U.S., UK, Norway slam Sudan polls as not credible
The U.S., Britain and Norway blasted Sudan for failing to hold free and fair elections
The U.S., Britain and Norway on Monday blasted Sudan for failing to hold free and fair elections which alleged war criminal President Omar al-Bashir is widely expected to win.
In a joint statement the three countries said they "regret the government of Sudan's failure to create a free, fair, and conducive elections environment."
They blamed low voter turnout on "restrictions on political rights and freedoms" as well as continued fighting in parts of the country.
"The outcome of these elections cannot be considered a credible expression of the will of the Sudanese people," the joint statement added.
"We condemn the acts of violence during the election period and continue to support those Sudanese who wish to peacefully advance a comprehensive and legitimate political process of dialogue" aimed at achieving reform and stability.
Polls closed on Thursday after the nationwide elections were extended for a day due to the low turnout.
Bashir, 71, indicted by the International Criminal Court for alleged war crimes, is seeking to extend his rule in only the second contested ballot held since he seized power in 1989.
He was virtually unopposed in the race, facing 13 little known challengers and an opposition boycott.
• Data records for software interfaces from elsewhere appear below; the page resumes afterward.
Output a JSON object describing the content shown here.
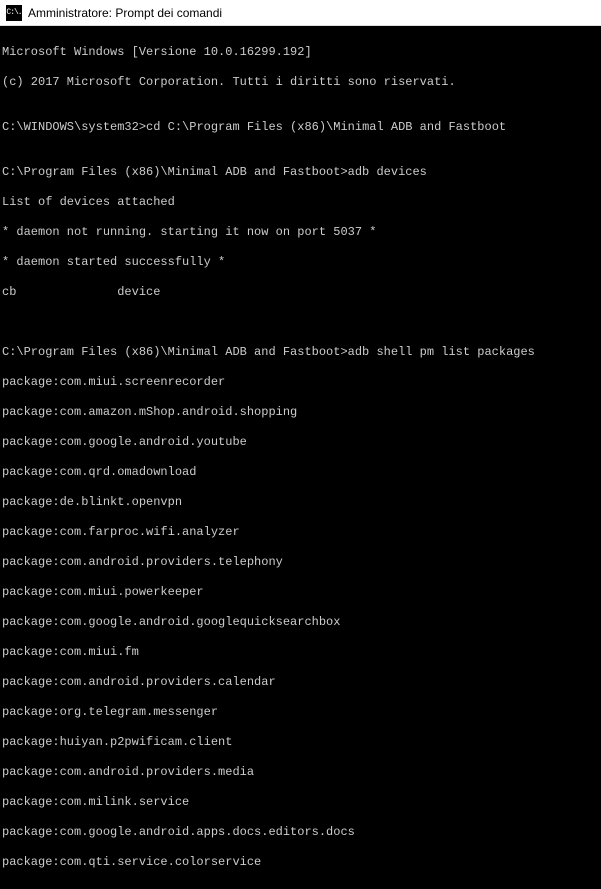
{
  "titlebar": {
    "icon_text": "C:\\.",
    "title": "Amministratore: Prompt dei comandi"
  },
  "header_lines": [
    "Microsoft Windows [Versione 10.0.16299.192]",
    "(c) 2017 Microsoft Corporation. Tutti i diritti sono riservati.",
    ""
  ],
  "prompt1": {
    "prompt": "C:\\WINDOWS\\system32>",
    "command": "cd C:\\Program Files (x86)\\Minimal ADB and Fastboot"
  },
  "blank1": "",
  "prompt2": {
    "prompt": "C:\\Program Files (x86)\\Minimal ADB and Fastboot>",
    "command": "adb devices"
  },
  "adb_devices_output": [
    "List of devices attached",
    "* daemon not running. starting it now on port 5037 *",
    "* daemon started successfully *",
    "cb              device",
    "",
    ""
  ],
  "prompt3": {
    "prompt": "C:\\Program Files (x86)\\Minimal ADB and Fastboot>",
    "command": "adb shell pm list packages"
  },
  "packages": [
    "package:com.miui.screenrecorder",
    "package:com.amazon.mShop.android.shopping",
    "package:com.google.android.youtube",
    "package:com.qrd.omadownload",
    "package:de.blinkt.openvpn",
    "package:com.farproc.wifi.analyzer",
    "package:com.android.providers.telephony",
    "package:com.miui.powerkeeper",
    "package:com.google.android.googlequicksearchbox",
    "package:com.miui.fm",
    "package:com.android.providers.calendar",
    "package:org.telegram.messenger",
    "package:huiyan.p2pwificam.client",
    "package:com.android.providers.media",
    "package:com.milink.service",
    "package:com.google.android.apps.docs.editors.docs",
    "package:com.qti.service.colorservice"
  ]
}
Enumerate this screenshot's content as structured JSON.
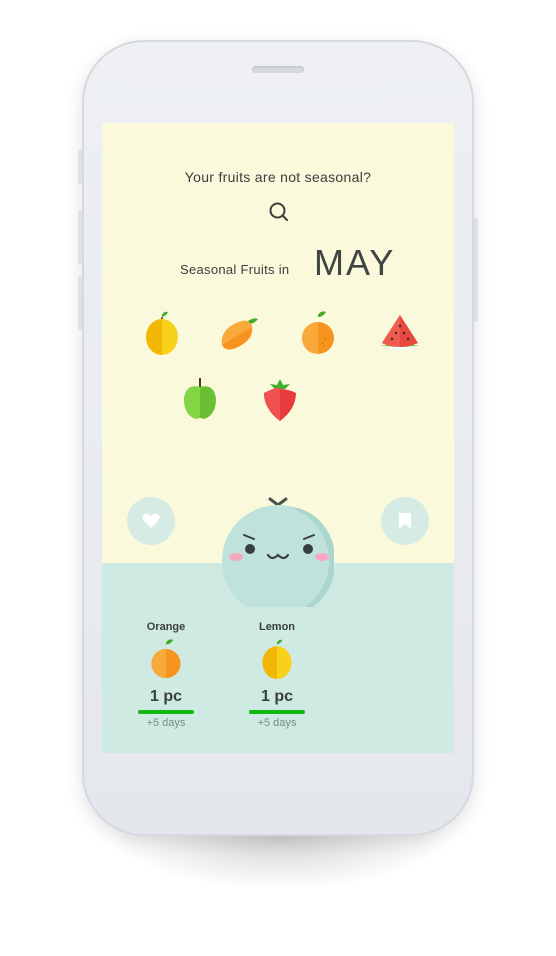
{
  "search": {
    "title": "Your fruits are not seasonal?",
    "icon": "search-icon"
  },
  "seasonal": {
    "label": "Seasonal Fruits in",
    "month": "MAY"
  },
  "fruits": [
    {
      "name": "lemon-icon"
    },
    {
      "name": "mango-icon"
    },
    {
      "name": "orange-icon"
    },
    {
      "name": "watermelon-icon"
    },
    {
      "name": "apple-icon"
    },
    {
      "name": "strawberry-icon"
    }
  ],
  "actions": {
    "favorite_icon": "heart-icon",
    "bookmark_icon": "bookmark-icon"
  },
  "basket": [
    {
      "name": "Orange",
      "qty": "1 pc",
      "days": "+5 days",
      "progress": 1.0
    },
    {
      "name": "Lemon",
      "qty": "1 pc",
      "days": "+5 days",
      "progress": 1.0
    }
  ],
  "colors": {
    "screen_bg": "#faf9dc",
    "bottom_bg": "#cfe9e3",
    "accent": "#14b814",
    "orange": "#f7941d",
    "lemon": "#f7d11a"
  }
}
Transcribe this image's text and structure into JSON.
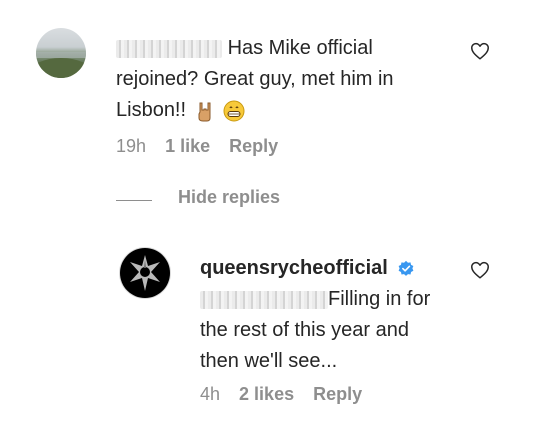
{
  "comment": {
    "text_line1": "Has Mike official",
    "text_line2": "rejoined? Great guy, met him in",
    "text_line3": "Lisbon!!",
    "emojis": [
      "hand-horns-emoji",
      "grinning-face-emoji"
    ],
    "time": "19h",
    "likes": "1 like",
    "reply_label": "Reply"
  },
  "thread": {
    "hide_replies_label": "Hide replies"
  },
  "reply": {
    "username": "queensrycheofficial",
    "text_line1": "Filling in for",
    "text_line2": "the rest of this year and",
    "text_line3": "then we'll see...",
    "time": "4h",
    "likes": "2 likes",
    "reply_label": "Reply"
  },
  "colors": {
    "text": "#262626",
    "secondary": "#8e8e8e",
    "verified": "#3897f0"
  },
  "icons": [
    "heart-icon",
    "verified-badge-icon"
  ]
}
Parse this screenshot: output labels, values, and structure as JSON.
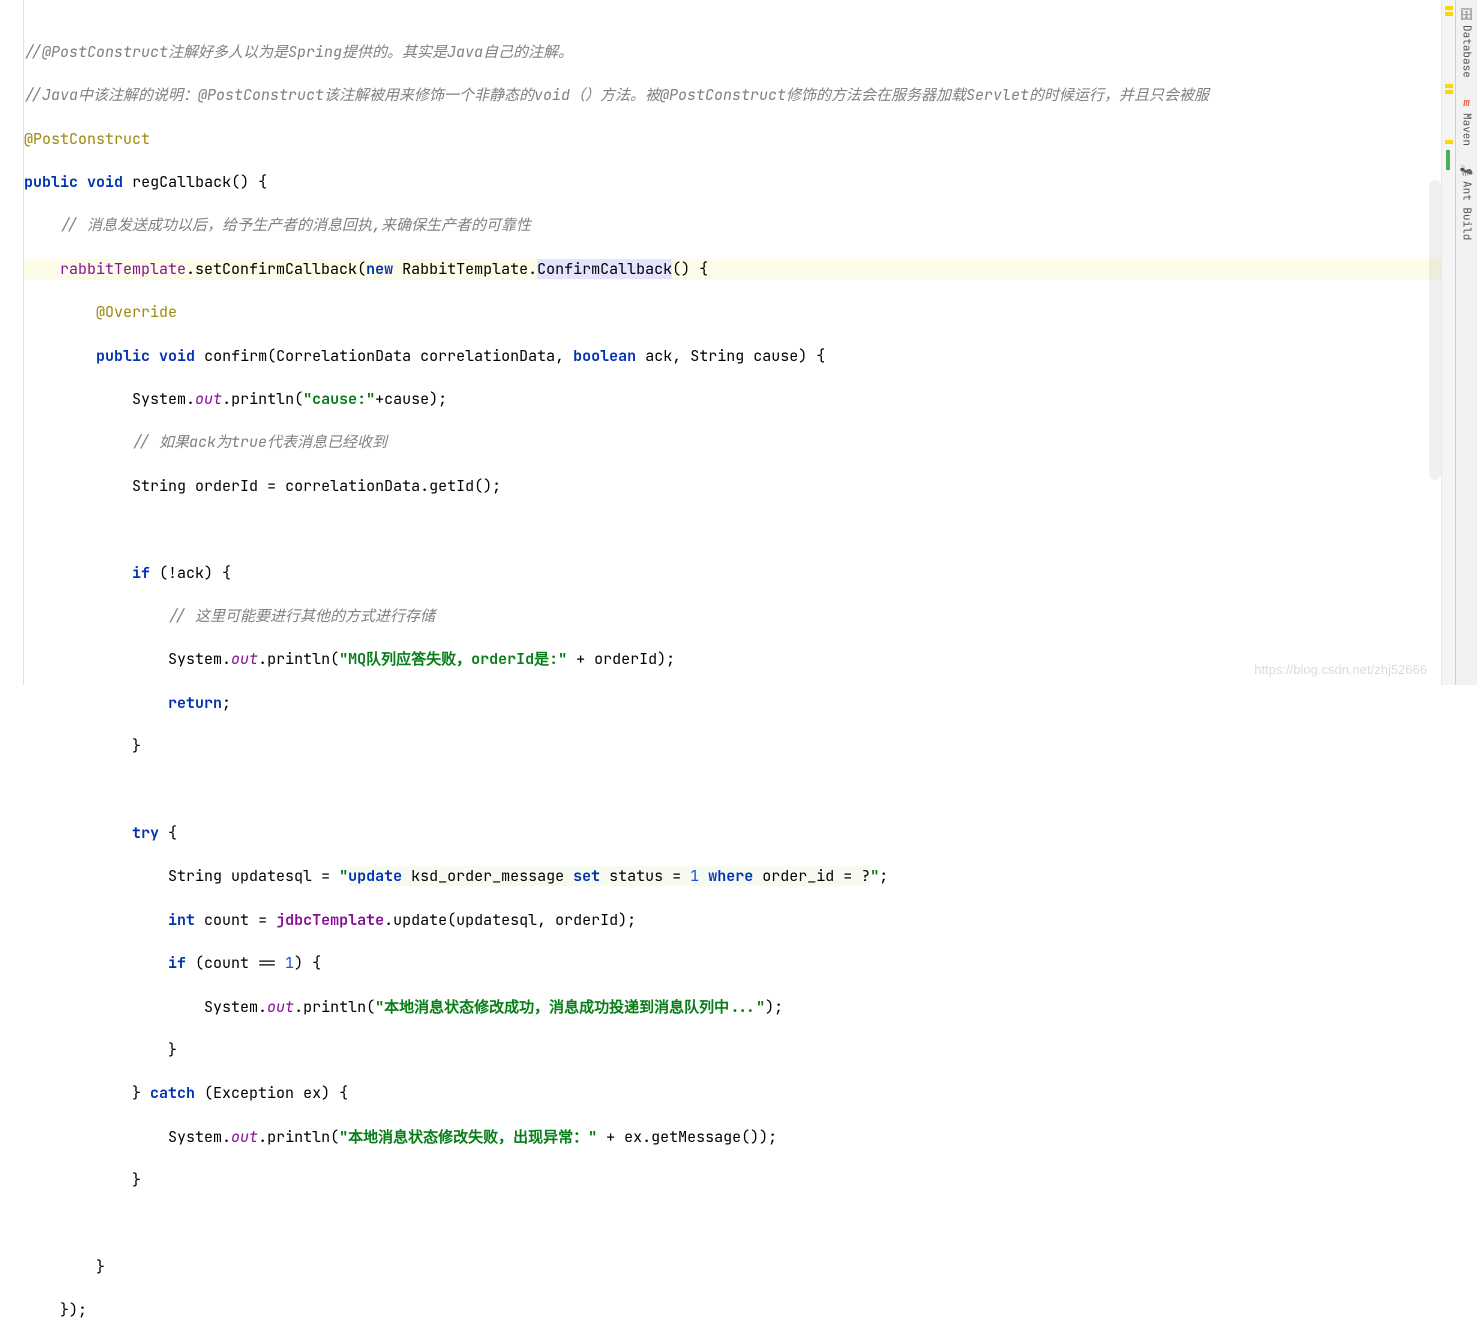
{
  "code": {
    "c1": "//@PostConstruct注解好多人以为是Spring提供的。其实是Java自己的注解。",
    "c2": "//Java中该注解的说明：@PostConstruct该注解被用来修饰一个非静态的void（）方法。被@PostConstruct修饰的方法会在服务器加载Servlet的时候运行，并且只会被服",
    "annotation": "@PostConstruct",
    "kw_public": "public",
    "kw_void": "void",
    "method_reg": "regCallback",
    "c3": "// 消息发送成功以后，给予生产者的消息回执,来确保生产者的可靠性",
    "field_rabbit": "rabbitTemplate",
    "setConfirm": "setConfirmCallback",
    "kw_new": "new",
    "type_rabbit": "RabbitTemplate",
    "type_confirm": "ConfirmCallback",
    "anno_override": "@Override",
    "method_confirm": "confirm",
    "type_corr": "CorrelationData",
    "param_corr": "correlationData",
    "kw_boolean": "boolean",
    "param_ack": "ack",
    "type_string": "String",
    "param_cause": "cause",
    "system": "System",
    "out": "out",
    "println": "println",
    "str_cause": "\"cause:\"",
    "c4": "// 如果ack为true代表消息已经收到",
    "var_orderid": "orderId",
    "getId": "getId",
    "kw_if": "if",
    "c5": "// 这里可能要进行其他的方式进行存储",
    "str_mqfail": "\"MQ队列应答失败，orderId是:\"",
    "kw_return": "return",
    "kw_try": "try",
    "var_updatesql": "updatesql",
    "sql_pre": "\"",
    "sql_update": "update",
    "sql_table": " ksd_order_message ",
    "sql_set": "set",
    "sql_status": " status = ",
    "sql_one": "1",
    "sql_where": "where",
    "sql_orderid": " order_id = ?",
    "sql_post": "\"",
    "kw_int": "int",
    "var_count": "count",
    "field_jdbc": "jdbcTemplate",
    "update": "update",
    "num_1": "1",
    "str_success": "\"本地消息状态修改成功，消息成功投递到消息队列中...\"",
    "kw_catch": "catch",
    "type_exc": "Exception",
    "param_ex": "ex",
    "str_fail": "\"本地消息状态修改失败，出现异常：\"",
    "getMessage": "getMessage"
  },
  "tools": {
    "database": "Database",
    "maven": "Maven",
    "ant": "Ant Build"
  },
  "watermark": "https://blog.csdn.net/zhj52666"
}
Two presidential candidates pulled out on Wednesday after the voting extension was announced, pointing to "irregularities" in the electoral process.
Results are expected in late April, but if a single candidate does not get an outright majority, there would have to be a second round.